Our work to decode communication of other species builds on the extraordinary advances we are seeing in AI being applied to human language, which we are extending to the non-human world. It also builds off many decades of bioacoustics and behavioral ecology research which has already uncovered complex communication systems in other species.
The machine learning models we are building are also supporting and deepening ongoing research into the behavior of other species and advancing conservation efforts on the ground today.
All our work is inspired by current challenges being faced in conservation biology. It is also all publicly accessible, helping to ensure researchers no longer need to reinvent the wheel for each project, and can focus precious resources on ensuring we have forward momentum as we seek to listen, to understand and, ultimately, to protect.
The field of AI and natural language processing has seen exponential growth in the last 10 to 15 years.
In 2013 there was a significant breakthrough with a new machine learning technique that could learn a geometric representation of an entire language, like a galaxy where each star is a word and the distance and direction between stars encodes relational meaning.

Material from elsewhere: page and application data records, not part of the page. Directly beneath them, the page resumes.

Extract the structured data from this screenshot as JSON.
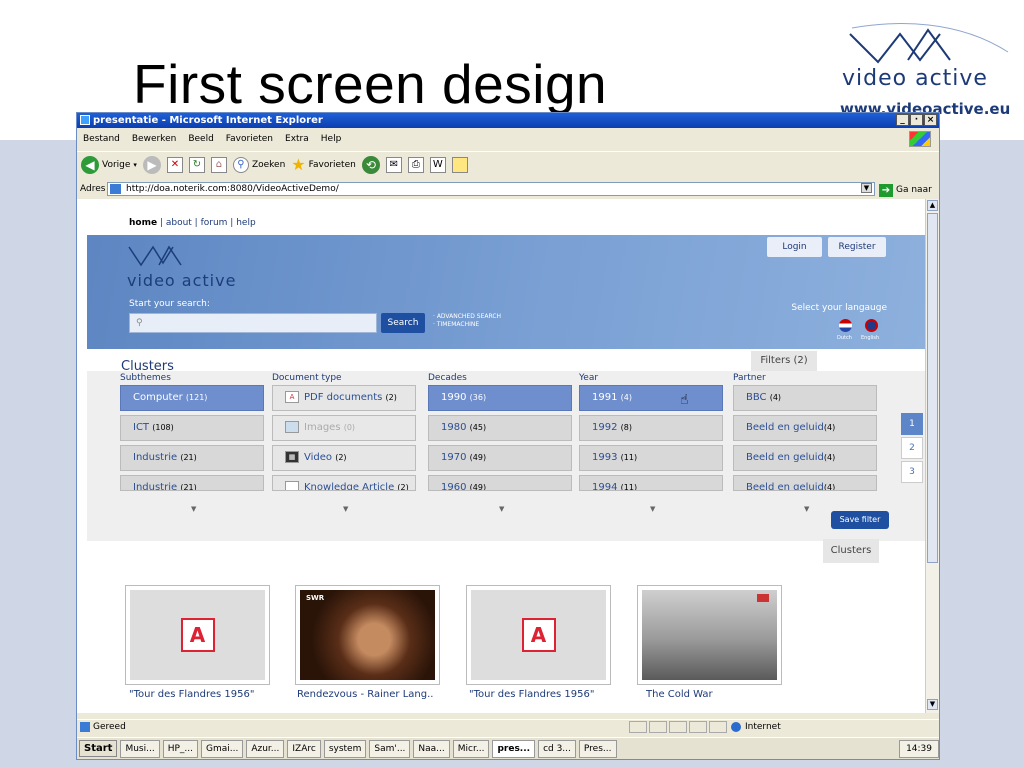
{
  "slide": {
    "title": "First screen design",
    "brand_name": "video active",
    "brand_url": "www.videoactive.eu"
  },
  "browser": {
    "window_title": "presentatie - Microsoft Internet Explorer",
    "window_buttons": [
      "_",
      "·",
      "×"
    ],
    "menu": [
      "Bestand",
      "Bewerken",
      "Beeld",
      "Favorieten",
      "Extra",
      "Help"
    ],
    "toolbar": {
      "back": "Vorige",
      "search": "Zoeken",
      "favorites": "Favorieten"
    },
    "address_label": "Adres",
    "address_value": "http://doa.noterik.com:8080/VideoActiveDemo/",
    "go_label": "Ga naar",
    "status_text": "Gereed",
    "zone_text": "Internet"
  },
  "site": {
    "nav": {
      "home": "home",
      "about": "about",
      "forum": "forum",
      "help": "help"
    },
    "brand": "video active",
    "start_search": "Start your search:",
    "search_button": "Search",
    "advanced_link": "· ADVANCHED SEARCH",
    "timemachine_link": "· TIMEMACHINE",
    "login": "Login",
    "register": "Register",
    "select_language": "Select your langauge",
    "lang_dutch": "Dutch",
    "lang_english": "English",
    "clusters_title": "Clusters",
    "filters_tab": "Filters (2)",
    "save_filter": "Save filter",
    "clusters_tab": "Clusters",
    "columns": {
      "subthemes": {
        "title": "Subthemes",
        "items": [
          {
            "label": "Computer",
            "count": "(121)"
          },
          {
            "label": "ICT",
            "count": "(108)"
          },
          {
            "label": "Industrie",
            "count": "(21)"
          },
          {
            "label": "Industrie",
            "count": "(21)"
          }
        ]
      },
      "document_type": {
        "title": "Document type",
        "items": [
          {
            "label": "PDF documents",
            "count": "(2)"
          },
          {
            "label": "Images",
            "count": "(0)"
          },
          {
            "label": "Video",
            "count": "(2)"
          },
          {
            "label": "Knowledge Article",
            "count": "(2)"
          }
        ]
      },
      "decades": {
        "title": "Decades",
        "items": [
          {
            "label": "1990",
            "count": "(36)"
          },
          {
            "label": "1980",
            "count": "(45)"
          },
          {
            "label": "1970",
            "count": "(49)"
          },
          {
            "label": "1960",
            "count": "(49)"
          }
        ]
      },
      "year": {
        "title": "Year",
        "items": [
          {
            "label": "1991",
            "count": "(4)"
          },
          {
            "label": "1992",
            "count": "(8)"
          },
          {
            "label": "1993",
            "count": "(11)"
          },
          {
            "label": "1994",
            "count": "(11)"
          }
        ]
      },
      "partner": {
        "title": "Partner",
        "items": [
          {
            "label": "BBC",
            "count": "(4)"
          },
          {
            "label": "Beeld en geluid",
            "count": "(4)"
          },
          {
            "label": "Beeld en geluid",
            "count": "(4)"
          },
          {
            "label": "Beeld en geluid",
            "count": "(4)"
          }
        ]
      }
    },
    "pages": [
      "1",
      "2",
      "3"
    ],
    "results": [
      {
        "caption": "\"Tour des Flandres 1956\"",
        "kind": "pdf"
      },
      {
        "caption": "Rendezvous - Rainer Lang..",
        "kind": "video",
        "badge": "SWR"
      },
      {
        "caption": "\"Tour des Flandres 1956\"",
        "kind": "pdf"
      },
      {
        "caption": "The Cold War",
        "kind": "photo"
      }
    ]
  },
  "taskbar": {
    "start": "Start",
    "items": [
      "Musi...",
      "HP_...",
      "Gmai...",
      "Azur...",
      "IZArc",
      "system",
      "Sam'...",
      "Naa...",
      "Micr...",
      "pres...",
      "cd 3...",
      "Pres..."
    ],
    "active_index": 9,
    "clock": "14:39"
  }
}
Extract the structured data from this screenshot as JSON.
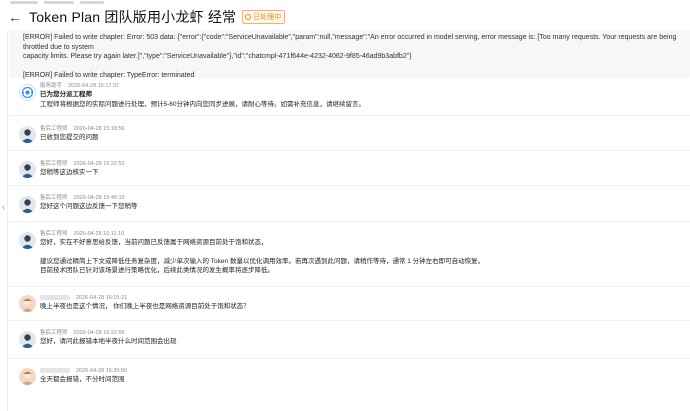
{
  "header": {
    "title": "Token Plan 团队版用小龙虾 经常",
    "status_badge": "已处理中"
  },
  "error_block": {
    "lines": [
      "[ERROR] Failed to write chapter: Error: 503 data: {\"error\":{\"code\":\"ServiceUnavailable\",\"param\":null,\"message\":\"An error occurred in model serving, error message is: [Too many requests. Your requests are being throttled due to system",
      "capacity limits. Please try again later.]\",\"type\":\"ServiceUnavailable\"},\"id\":\"chatcmpl-471f644e-4232-4062-9f85-46ad9b3abfb2\"}",
      "[ERROR] Failed to write chapter: TypeError: terminated"
    ]
  },
  "messages": [
    {
      "author": "服务助手",
      "time": "2026-04-28 15:17:37",
      "avatar": "bot-icon",
      "lines": [
        "已为您分派工程师",
        "工程师将根据您的实际问题进行处理，预计5-60分钟内向您同步进展，请耐心等待。如需补充信息，请继续留言。"
      ]
    },
    {
      "author": "售后工程师",
      "time": "2026-04-28 15:18:56",
      "avatar": "engineer-avatar",
      "lines": [
        "已收到您提交的问题"
      ]
    },
    {
      "author": "售后工程师",
      "time": "2026-04-28 15:22:52",
      "avatar": "engineer-avatar",
      "lines": [
        "您稍等这边核实一下"
      ]
    },
    {
      "author": "售后工程师",
      "time": "2026-04-28 15:46:10",
      "avatar": "engineer-avatar",
      "lines": [
        "您好这个问题这边反馈一下您稍等"
      ]
    },
    {
      "author": "售后工程师",
      "time": "2026-04-28 16:11:10",
      "avatar": "engineer-avatar",
      "lines": [
        "您好，实在不好意思给反馈，当前问题已反馈属于网络资源目前处于饱和状态，",
        "",
        "建议您通过精简上下文或降低任务复杂度，减少单次输入的 Token 数量以优化调用效率。若再次遇到此问题，请稍作等待，通常 1 分钟左右即可自动恢复。",
        "目前技术团队已针对该场景进行策略优化，后续此类情况的发生概率将逐步降低。"
      ]
    },
    {
      "author": "",
      "time": "2026-04-28 16:15:21",
      "avatar": "user-avatar",
      "lines": [
        "晚上半夜也是这个情况， 你们晚上半夜也是网络资源目前处于饱和状态？"
      ]
    },
    {
      "author": "售后工程师",
      "time": "2026-04-28 16:22:56",
      "avatar": "engineer-avatar",
      "lines": [
        "您好，请问此报错本地半夜什么时间范围会出现"
      ]
    },
    {
      "author": "",
      "time": "2026-04-28 16:30:50",
      "avatar": "user-avatar",
      "lines": [
        "全天都会报错，不分时间范围"
      ]
    }
  ]
}
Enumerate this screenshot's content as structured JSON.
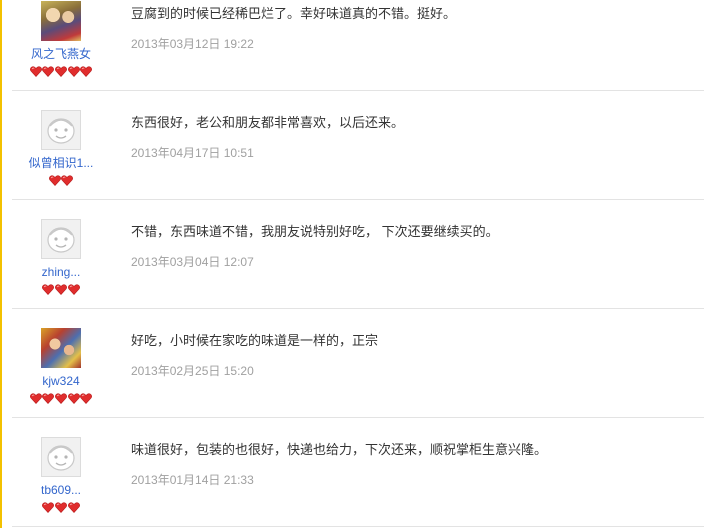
{
  "colors": {
    "username": "#3366cc",
    "review_text": "#333333",
    "date": "#a0a0a0",
    "heart": "#e02d2d",
    "left_border": "#f3c100",
    "separator": "#e3e3e3"
  },
  "reviews": [
    {
      "avatar": "user-photo",
      "username": "风之飞燕女",
      "hearts": 5,
      "text": "豆腐到的时候已经稀巴烂了。幸好味道真的不错。挺好。",
      "date": "2013年03月12日 19:22"
    },
    {
      "avatar": "default-avatar-icon",
      "username": "似曾相识1...",
      "hearts": 2,
      "text": "东西很好，老公和朋友都非常喜欢，以后还来。",
      "date": "2013年04月17日 10:51"
    },
    {
      "avatar": "default-avatar-icon",
      "username": "zhing...",
      "hearts": 3,
      "text": "不错，东西味道不错，我朋友说特别好吃， 下次还要继续买的。",
      "date": "2013年03月04日 12:07"
    },
    {
      "avatar": "user-photo",
      "username": "kjw324",
      "hearts": 5,
      "text": "好吃，小时候在家吃的味道是一样的，正宗",
      "date": "2013年02月25日 15:20"
    },
    {
      "avatar": "default-avatar-icon",
      "username": "tb609...",
      "hearts": 3,
      "text": "味道很好，包装的也很好，快递也给力，下次还来，顺祝掌柜生意兴隆。",
      "date": "2013年01月14日 21:33"
    }
  ]
}
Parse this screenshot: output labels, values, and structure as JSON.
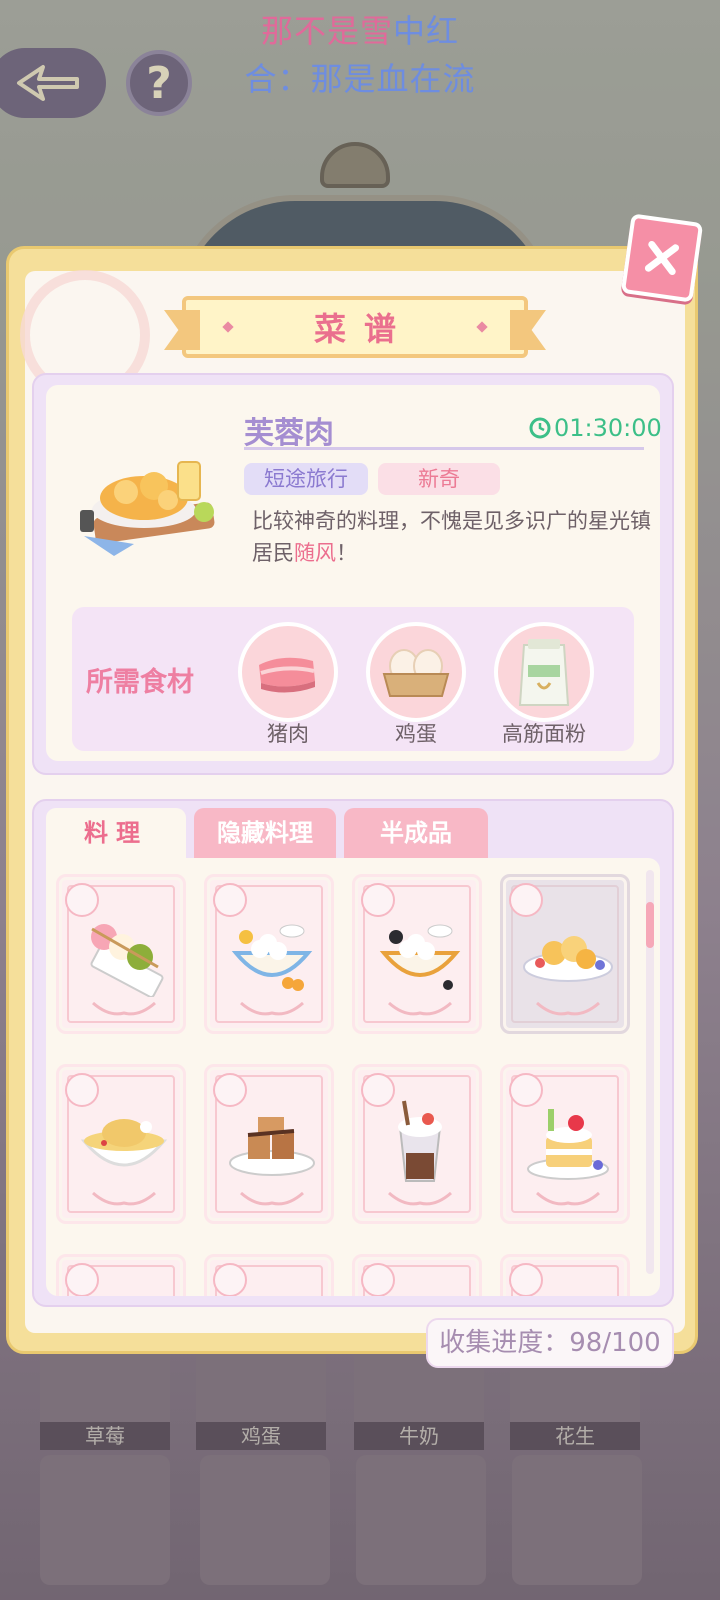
{
  "lyrics": {
    "line1_pink_a": "那不是雪",
    "line1_blue": "中红",
    "line2": "合：那是血在流"
  },
  "hud": {
    "help": "?"
  },
  "background_items": [
    "草莓",
    "鸡蛋",
    "牛奶",
    "花生"
  ],
  "panel": {
    "title": "菜谱",
    "close": "✕"
  },
  "detail": {
    "name": "芙蓉肉",
    "time": "01:30:00",
    "tags": [
      "短途旅行",
      "新奇"
    ],
    "desc_before": "比较神奇的料理，不愧是见多识广的星光镇居民",
    "desc_highlight": "随风",
    "desc_after": "！",
    "ingredients_title": "所需食材",
    "ingredients": [
      "猪肉",
      "鸡蛋",
      "高筋面粉"
    ]
  },
  "tabs": [
    "料理",
    "隐藏料理",
    "半成品"
  ],
  "recipes": [
    {
      "icon": "dango-icon"
    },
    {
      "icon": "tangyuan-icon"
    },
    {
      "icon": "black-sesame-tangyuan-icon"
    },
    {
      "icon": "furong-pork-icon"
    },
    {
      "icon": "chicken-soup-icon"
    },
    {
      "icon": "tiramisu-icon"
    },
    {
      "icon": "parfait-icon"
    },
    {
      "icon": "strawberry-cake-icon"
    }
  ],
  "progress": {
    "collected": 98,
    "total": 100,
    "text": "收集进度：98/100"
  },
  "colors": {
    "accent_pink": "#ec6e8e",
    "accent_purple": "#a58ed1",
    "timer_green": "#3cbf88",
    "panel_gold": "#f5df9a"
  }
}
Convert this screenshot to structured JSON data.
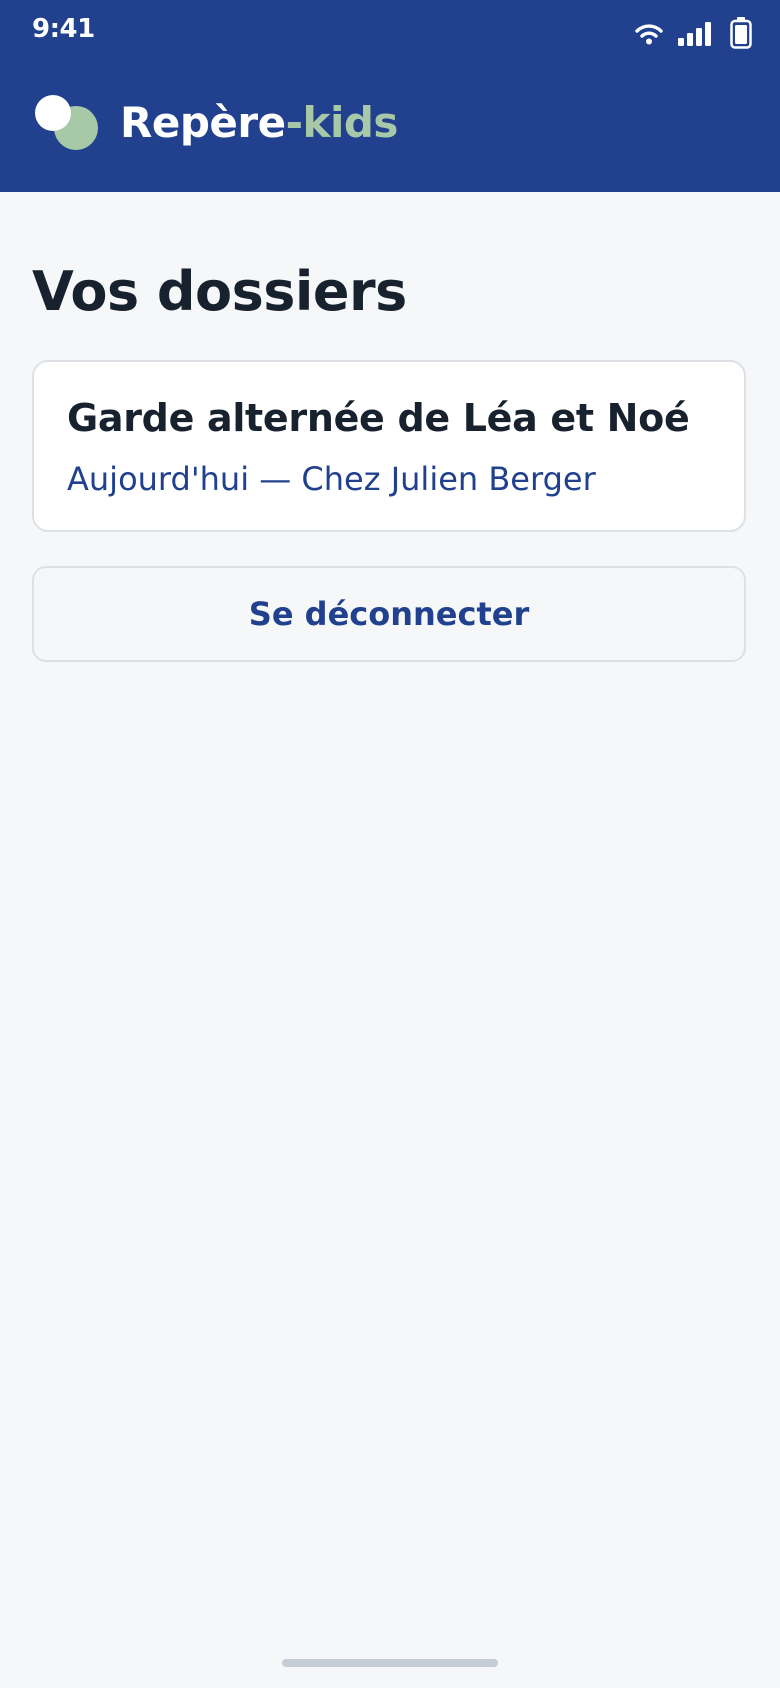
{
  "status_bar": {
    "time": "9:41",
    "icons": [
      "wifi-icon",
      "signal-icon",
      "battery-icon"
    ]
  },
  "header": {
    "app_name_primary": "Repère",
    "app_name_accent": "-kids",
    "logo": "app-logo"
  },
  "main": {
    "title": "Vos dossiers",
    "folders": [
      {
        "title": "Garde alternée de Léa et Noé",
        "subtitle": "Aujourd'hui — Chez Julien Berger"
      }
    ],
    "logout_label": "Se déconnecter"
  },
  "colors": {
    "primary": "#21418f",
    "accent": "#a7c9a8",
    "background": "#f5f7f9",
    "text_dark": "#18212e",
    "card_border": "#dde1e6"
  }
}
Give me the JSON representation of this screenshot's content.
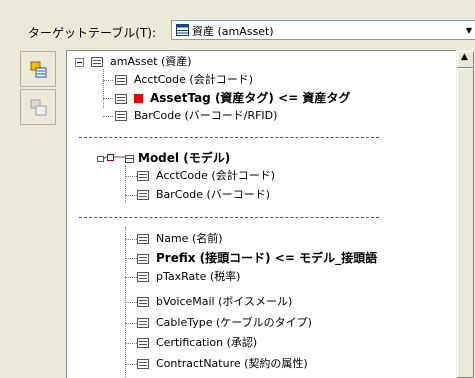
{
  "header": {
    "target_label": "ターゲットテーブル(T):",
    "target_value": "資産 (amAsset)"
  },
  "tree": {
    "root_label": "amAsset (資産)",
    "root_items": [
      {
        "label": "AcctCode (会計コード)",
        "bold": false,
        "mapped": false
      },
      {
        "label": "AssetTag (資産タグ) <= 資産タグ",
        "bold": true,
        "mapped": true
      },
      {
        "label": "BarCode (バーコード/RFID)",
        "bold": false,
        "mapped": false
      }
    ],
    "model_label": "Model (モデル)",
    "model_items": [
      {
        "label": "AcctCode (会計コード)"
      },
      {
        "label": "BarCode (バーコード)"
      }
    ],
    "model_fields": [
      {
        "label": "Name (名前)",
        "bold": false
      },
      {
        "label": "Prefix (接頭コード) <= モデル_接頭語",
        "bold": true
      },
      {
        "label": "pTaxRate (税率)",
        "bold": false
      },
      {
        "label": "bVoiceMail (ボイスメール)",
        "bold": false
      },
      {
        "label": "CableType (ケーブルのタイプ)",
        "bold": false
      },
      {
        "label": "Certification (承認)",
        "bold": false
      },
      {
        "label": "ContractNature (契約の属性)",
        "bold": false
      }
    ]
  }
}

Left: The geometric shape of English, or at least its top 10,000 most spoken words. This shape is actually in hundreds of dimensions. This structure is known as a “latent space”.
Right: Caption about this image, its meaning and the source authors goes here.
This is allowing human languages to be translated without dictionaries or examples of translation by matching their latent geometric representations — their shapes. To dive deeper, see the 2018 research by M. Artetxe and G. Lample.
Since then, AI has undergone a paradigm shift with the rise of models trained on raw data at scale, which have transformed the ability of machines to process and translate human language. And most recently, powerful new tools such as DALL-E2, Imagen and Stable Diffusion are giving us the ability to automatically translate text into accurate semantic representations in other modalities.
Created by Aza Raskin, Earth Species Project, using Midjourney
While these new advances are rightly prompting ethical concerns, they are also opening up a whole host of multi-modal approaches to communication and meaning that will advance how computers engage with human language, and ultimately could transform our efforts to understand non-human communication.
“There is something deeply comforting to think that AI language tools could do something so beautiful, going beyond completing our emails and putting ads in front of us, to knitting together all thinking species.”
― Mary Lou Jepsen, Founder and CEO, Openwater (from Wired magazine)